Article 102 of the Constitution provides as under:
“102.(1) The High Court Division on the application of any person aggrieved, may give such directions or orders to any person or authority, including any person performing any function in connection with the affairs of the Republic, as may be appropriate for the enforcement of any of the fundamental rights conferred by Part III of this Constitution. (2) The High Court Division may, if satisfied that no other equally efficacious remedy is provided by law-
It is apparent from Article 102(2) of the Constitution that the High Court Division may give directions or orders under Article 102(1) of the Constitution where there is no other equally efficacious remedy provided by law.
Our Apex Court in the case of TaeHung Packaging (BD) Limited and others vs. Bangladesh and others, reported in 18 BLC (AD) (2013) 144, held:
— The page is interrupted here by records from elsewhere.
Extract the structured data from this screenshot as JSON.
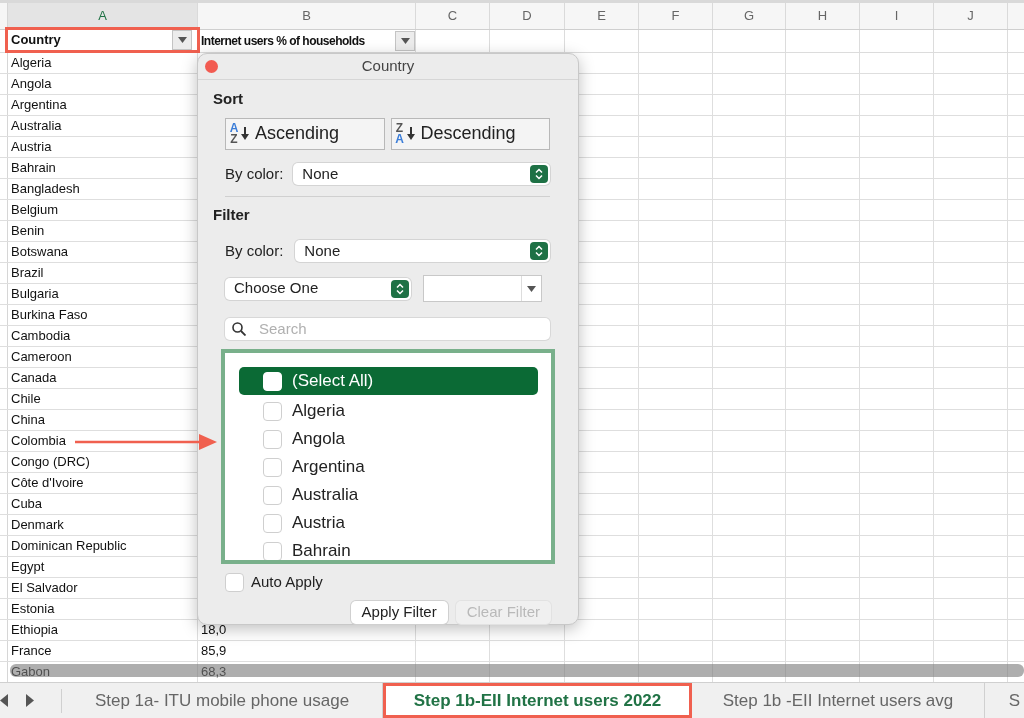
{
  "columns": [
    {
      "letter": "A",
      "selected": true
    },
    {
      "letter": "B",
      "selected": false
    },
    {
      "letter": "C",
      "selected": false
    },
    {
      "letter": "D",
      "selected": false
    },
    {
      "letter": "E",
      "selected": false
    },
    {
      "letter": "F",
      "selected": false
    },
    {
      "letter": "G",
      "selected": false
    },
    {
      "letter": "H",
      "selected": false
    },
    {
      "letter": "I",
      "selected": false
    },
    {
      "letter": "J",
      "selected": false
    }
  ],
  "header_row": [
    {
      "text": "Country",
      "highlighted": true
    },
    {
      "text": "Internet users % of households",
      "highlighted": false
    }
  ],
  "rows": [
    {
      "country": "Algeria"
    },
    {
      "country": "Angola"
    },
    {
      "country": "Argentina"
    },
    {
      "country": "Australia"
    },
    {
      "country": "Austria"
    },
    {
      "country": "Bahrain"
    },
    {
      "country": "Bangladesh"
    },
    {
      "country": "Belgium"
    },
    {
      "country": "Benin"
    },
    {
      "country": "Botswana"
    },
    {
      "country": "Brazil"
    },
    {
      "country": "Bulgaria"
    },
    {
      "country": "Burkina Faso"
    },
    {
      "country": "Cambodia"
    },
    {
      "country": "Cameroon"
    },
    {
      "country": "Canada"
    },
    {
      "country": "Chile"
    },
    {
      "country": "China"
    },
    {
      "country": "Colombia",
      "pointed": true
    },
    {
      "country": "Congo (DRC)"
    },
    {
      "country": "Côte d'Ivoire"
    },
    {
      "country": "Cuba"
    },
    {
      "country": "Denmark"
    },
    {
      "country": "Dominican Republic"
    },
    {
      "country": "Egypt"
    },
    {
      "country": "El Salvador"
    },
    {
      "country": "Estonia"
    },
    {
      "country": "Ethiopia",
      "value": "18,0"
    },
    {
      "country": "France",
      "value": "85,9"
    },
    {
      "country": "Gabon",
      "value": "68,3"
    }
  ],
  "filter_popup": {
    "title": "Country",
    "sort": {
      "heading": "Sort",
      "buttons": [
        {
          "kind": "ascending",
          "label": "Ascending",
          "letters": [
            "A",
            "Z"
          ]
        },
        {
          "kind": "descending",
          "label": "Descending",
          "letters": [
            "Z",
            "A"
          ]
        }
      ],
      "by_color_label": "By color:",
      "by_color_value": "None"
    },
    "filter": {
      "heading": "Filter",
      "by_color_label": "By color:",
      "by_color_value": "None",
      "condition": "Choose One",
      "search_placeholder": "Search",
      "items": [
        {
          "label": "(Select All)",
          "checked": false,
          "selected": true
        },
        {
          "label": "Algeria",
          "checked": false,
          "selected": false
        },
        {
          "label": "Angola",
          "checked": false,
          "selected": false
        },
        {
          "label": "Argentina",
          "checked": false,
          "selected": false
        },
        {
          "label": "Australia",
          "checked": false,
          "selected": false
        },
        {
          "label": "Austria",
          "checked": false,
          "selected": false
        },
        {
          "label": "Bahrain",
          "checked": false,
          "selected": false
        }
      ],
      "auto_apply": {
        "label": "Auto Apply",
        "checked": false
      },
      "apply_button": {
        "label": "Apply Filter",
        "disabled": false
      },
      "clear_button": {
        "label": "Clear Filter",
        "disabled": true
      }
    }
  },
  "sheet_tabs": [
    {
      "label": "Step 1a- ITU mobile phone usage",
      "selected": false,
      "highlighted": false
    },
    {
      "label": "Step 1b-EII Internet users 2022",
      "selected": true,
      "highlighted": true
    },
    {
      "label": "Step 1b -EII Internet users avg",
      "selected": false,
      "highlighted": false
    },
    {
      "label": "S",
      "selected": false,
      "highlighted": false
    }
  ]
}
“The consistent views of this Division are that if any alternative remedy is available, the judicial review by the High Court Division in writ jurisdiction is not available with the exception that where the vires of a statutory provision is challenged or where the alternative remedy is not efficacious exercise of such power may be justified.”
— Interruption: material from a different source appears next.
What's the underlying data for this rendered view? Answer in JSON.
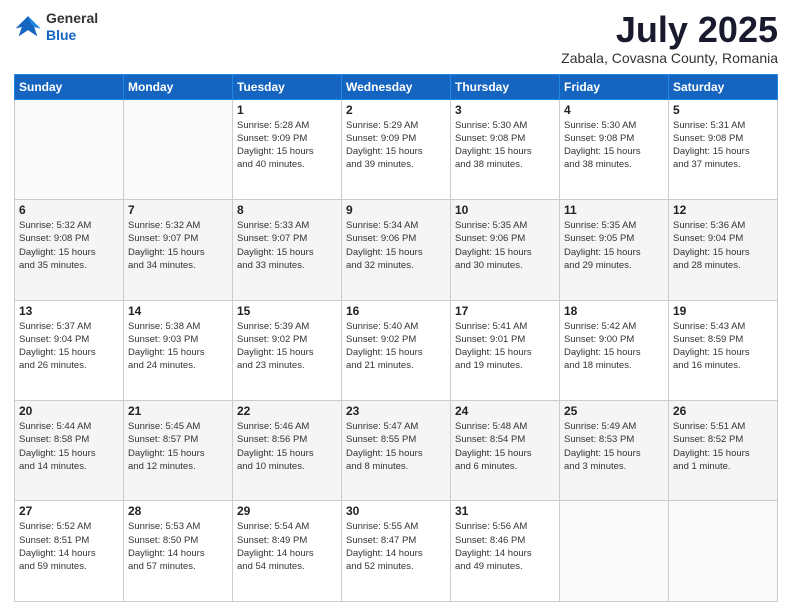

It is also held:
“In exercising the power of judicial review the High Court Division does not assume the function of an appellate authority.”
The Appellate Tribunal as the last court of facts can go through the facts and relevant laws under Section 196C(7) of Customs Act which is as follows:
196C(7) The Appellate Tribunal shall, for the purposes of discharging its functions, have the same powers as are vested in a court under the Code of Civil Procedure, 1908 (Act V of 1908), when trying a suit in respect of the following matters, namely-
(a) discovery and inspection;
(b) enforcing the attendance of any person and examining him on oath;
(c) compelling the production of books of account and other documents; and
(d) issuing commissions.
It is pertinent to mention here that Clause (2) of Article 102 of our Constitution empowers the High Court Division to interfere with any proceeding if satisfied that there is ‘no other equally efficacious remedy is provided by law.’
From the various decisions of this Division and the reasons stated above, we are of the view that where there is a statutory appellate forum under Section 196A of the Customs Act the aggrieved person must exhaust that forum and without exhausting that statutory forum an application under Article 102 of the Constitution is not maintainable inasmuch as the statutory appellate forum under Section 196A of the Customs Act is competent to address the question of both fact and law. As such we find substance in the submission made by the learned Additional Attorney General. Since, we already held that the writ petition is not maintainable as such refrained from going into merit of the case.
However, since the writ-petitioner pursues its grievance in a wrong forum as such we are inclined to give the writ-petitioner an opportunity to exhaust the forum prescribed by the statute.
Accordingly, this civil appeal is disposed of.
The impugned judgment and order dated 06.05.2007 passed by the High Court Division is hereby set-aside.
The respondent is directed to deposit 5% in cash and 5% in bank guarantee within two months from the date of receipt a copy of this judgment and order otherwise the Customs authority can realize the amount in accordance with law.
The appellate Tribunal is directed to dispose of the appeal on merit expeditiously.
However, no order as to costs.
The 05th April, 2023 Jamal/B.R./Words-*2546*